Michael Roth, State Min­is­ter for Europe, sees EU expan­sion is in the inter­est of both the West­ern Balkan states and in EU states. In August 2015, Roth also expressed sup­port for con­tin­u­ing to devel­op clos­er ties between Turkey and the EU. There are near­ly three mil­lion peo­ple of Turk­ish ori­gin liv­ing in Ger­many, so Ger­man-Turk­ish rela­tions are sig­nif­i­cant. Chan­cel­lor Angela Merkel remains scep­ti­cal about Turk­ish EU mem­ber­ship. Regard­less, dur­ing Turk­ish Prime Min­is­ter Erdoğan’s vis­it to Berlin in Feb­ru­ary 2014, Merkel reaf­firmed Ger­man sup­port for Turkey’s ongo­ing acces­sion process — pro­vid­ed that Turkey demon­strates its inter­est in mov­ing clos­er to the EU.

In the agree­ment of the grand coali­tion, Turkey’s strate­gic and eco­nom­ic rel­e­vance are empha­sized. It men­tions the need for the nego­ti­a­tions to be based on democ­ra­cy, rule of law, and free­dom of speech and reli­gion and to be an open-end­ed process.

Merkel stat­ed with regard to the West­ern Balka­ns’ mem­ber­ship per­spec­tive that Ger­many sup­ports acces­sion and they have a “clear prospect” of join­ing the EU, but that the cri­te­ria and steps laid out to do so must be met and respect­ed. Her vis­it to the West­ern Balkan coun­tries in July 2015 was con­sid­ered an impor­tant sig­nal for how impor­tant the region is both for Ger­many and the EU. The head of the com­mit­tee for EU affairs in the Ger­man Par­lia­ment under­lined the fact that despite wan­ing con­fi­dence in the EU and enlarge­ment in the region, the aim was not to reduce Russ­ian influ­ence in the region but to let the coun­tries decide their future themselves.

The enlarge­ment pol­i­cy is seen as more urgent in light of the refugee cri­sis that devel­oped over the sum­mer of 2015.


This EU-28 Watch is part of the a project called ‘East­ern Neigh­bours and Rus­sia: Close links with EU cit­i­zens’ (ENURC) in col­lab­o­ra­tion with TEPSA (Trans Euro­pean Pol­i­cy Stud­ies Asso­ci­a­tion). The project focus­es on devel­op­ing EU cit­i­zens’ under­stand­ing of the top­ic of the East­ern Neigh­bour­hood and Rus­sia and aims at encour­ag­ing their inter­est and involve­ment in this pol­i­cy which has an impact on their dai­ly lives.

The EU-28 Watch project is map­ping out the dis­cours­es on these issues in Euro­pean poli­cies all over Europe.

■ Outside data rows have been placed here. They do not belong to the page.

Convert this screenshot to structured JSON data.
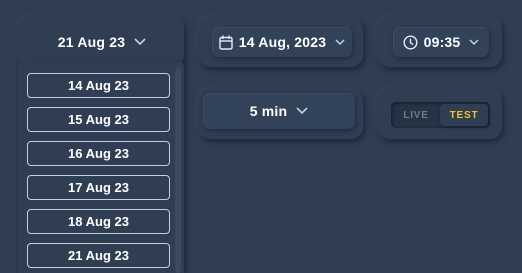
{
  "date_select": {
    "value": "21 Aug 23"
  },
  "date_picker": {
    "value": "14 Aug, 2023",
    "icon": "calendar-icon"
  },
  "time_picker": {
    "value": "09:35",
    "icon": "clock-icon"
  },
  "interval_select": {
    "value": "5 min"
  },
  "mode_toggle": {
    "options": [
      "LIVE",
      "TEST"
    ],
    "selected": "TEST"
  },
  "date_options": [
    "14 Aug 23",
    "15 Aug 23",
    "16 Aug 23",
    "17 Aug 23",
    "18 Aug 23",
    "21 Aug 23"
  ],
  "colors": {
    "background": "#2f3e52",
    "accent": "#f2c12e",
    "text": "#ffffff",
    "muted": "#6f7c8e"
  }
}
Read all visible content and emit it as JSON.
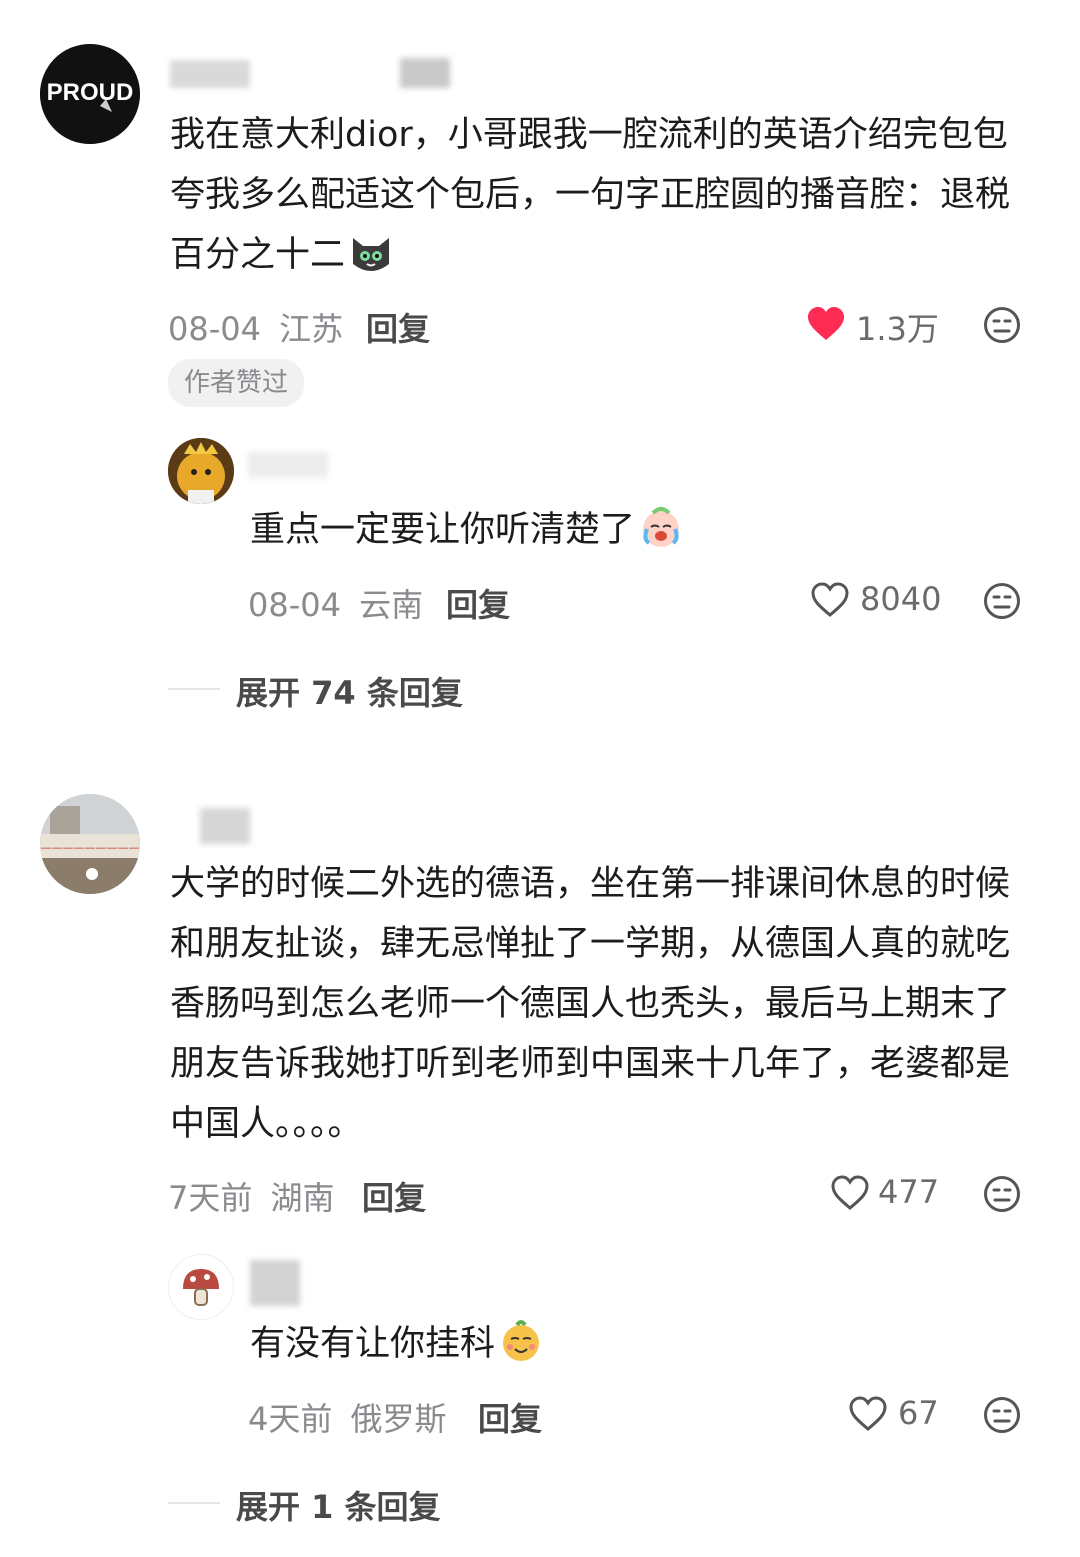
{
  "comments": [
    {
      "avatar_text": "PROUD",
      "text": "我在意大利dior，小哥跟我一腔流利的英语介绍完包包夸我多么配适这个包后，一句字正腔圆的播音腔：退税百分之十二",
      "date": "08-04",
      "location": "江苏",
      "reply_label": "回复",
      "likes": "1.3万",
      "liked": true,
      "badge": "作者赞过",
      "reply": {
        "text": "重点一定要让你听清楚了",
        "date": "08-04",
        "location": "云南",
        "reply_label": "回复",
        "likes": "8040"
      },
      "expand_label": "展开 74 条回复"
    },
    {
      "text": "大学的时候二外选的德语，坐在第一排课间休息的时候和朋友扯谈，肆无忌惮扯了一学期，从德国人真的就吃香肠吗到怎么老师一个德国人也秃头，最后马上期末了朋友告诉我她打听到老师到中国来十几年了，老婆都是中国人。。。。",
      "date": "7天前",
      "location": "湖南",
      "reply_label": "回复",
      "likes": "477",
      "liked": false,
      "reply": {
        "text": "有没有让你挂科",
        "date": "4天前",
        "location": "俄罗斯",
        "reply_label": "回复",
        "likes": "67"
      },
      "expand_label": "展开 1 条回复"
    }
  ],
  "colors": {
    "like_active": "#fe2c55",
    "meta_gray": "#8a8a8f"
  },
  "icons": [
    "heart-filled-icon",
    "heart-outline-icon",
    "dislike-face-icon",
    "cat-emoji-icon",
    "crying-emoji-icon",
    "smirk-emoji-icon"
  ]
}
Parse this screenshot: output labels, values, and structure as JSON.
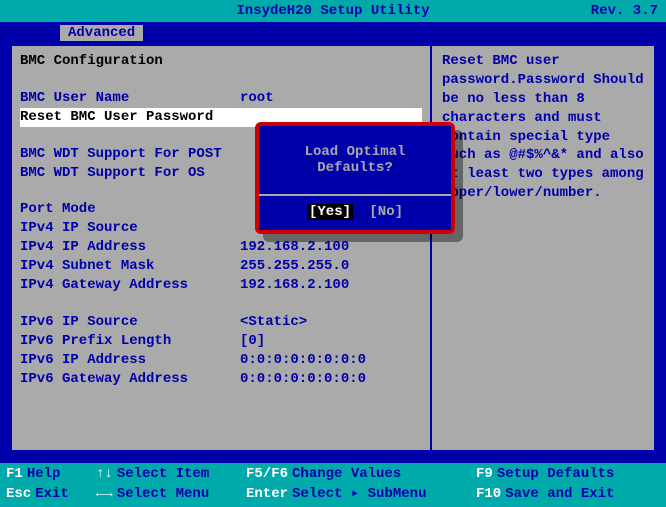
{
  "header": {
    "title": "InsydeH20 Setup Utility",
    "revision": "Rev. 3.7"
  },
  "tabs": {
    "active": "Advanced"
  },
  "main": {
    "section_title": "BMC Configuration",
    "items": [
      {
        "label": "BMC User Name",
        "value": "root"
      },
      {
        "label": "Reset BMC User Password",
        "value": ""
      },
      {
        "label": "BMC WDT Support For POST",
        "value": ""
      },
      {
        "label": "BMC WDT Support For OS",
        "value": ""
      },
      {
        "label": "Port Mode",
        "value": ""
      },
      {
        "label": "IPv4 IP Source",
        "value": ""
      },
      {
        "label": "IPv4 IP Address",
        "value": "192.168.2.100"
      },
      {
        "label": "IPv4 Subnet Mask",
        "value": "255.255.255.0"
      },
      {
        "label": "IPv4 Gateway Address",
        "value": "192.168.2.100"
      },
      {
        "label": "IPv6 IP Source",
        "value": "<Static>"
      },
      {
        "label": "IPv6 Prefix Length",
        "value": "[0]"
      },
      {
        "label": "IPv6 IP Address",
        "value": "0:0:0:0:0:0:0:0"
      },
      {
        "label": "IPv6 Gateway Address",
        "value": "0:0:0:0:0:0:0:0"
      }
    ]
  },
  "help": {
    "text": "Reset BMC user password.Password Should be no less than 8 characters and must contain special type such as @#$%^&* and also at least two types among upper/lower/number."
  },
  "dialog": {
    "title": "Load Optimal Defaults?",
    "yes": "[Yes]",
    "no": "[No]"
  },
  "footer": {
    "f1": "F1",
    "help": "Help",
    "updown": "↑↓",
    "select_item": "Select Item",
    "f5f6": "F5/F6",
    "change_values": "Change Values",
    "f9": "F9",
    "setup_defaults": "Setup Defaults",
    "esc": "Esc",
    "exit": "Exit",
    "leftright": "←→",
    "select_menu": "Select Menu",
    "enter": "Enter",
    "select_submenu": "Select ▸ SubMenu",
    "f10": "F10",
    "save_exit": "Save and Exit"
  }
}
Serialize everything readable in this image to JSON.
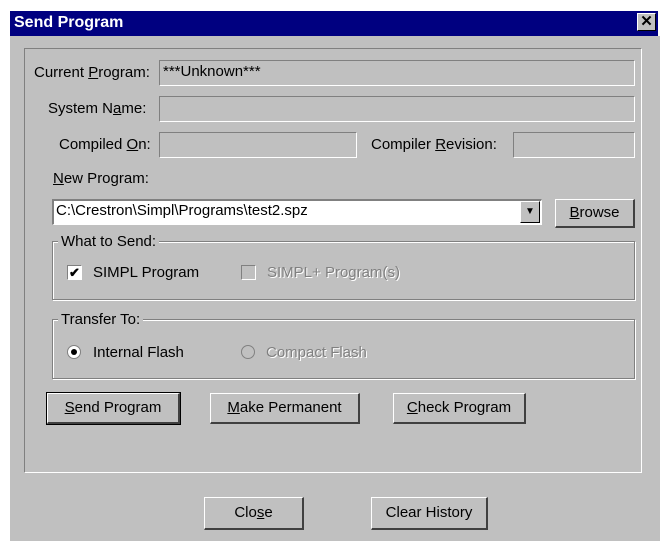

Research insti­tutes from all 28 mem­ber states are invit­ed to give overviews on the dis­cours­es in their respec­tive countries.

This sur­vey was con­duct­ed on the basis of a ques­tion­naire that has been elab­o­rat­ed in March 2015. Most of the reports were deliv­ered in June 2015. This issue and all pre­vi­ous issues are avail­able on the recent­ly relaunched EU-28 Watch web­site:

The EU-28 Watch No. 11 receives sig­nif­i­cant fund­ing from the Otto Wolff-Foun­da­tion, Cologne, in the frame­work of the ‘Dia­log Europa der Otto Wolff-Stiftung’, and finan­cial sup­port from the Euro­pean Com­mis­sion. The Euro­pean Com­mis­sion is not respon­si­ble for any use that may be made of the infor­ma­tion con­tained therein.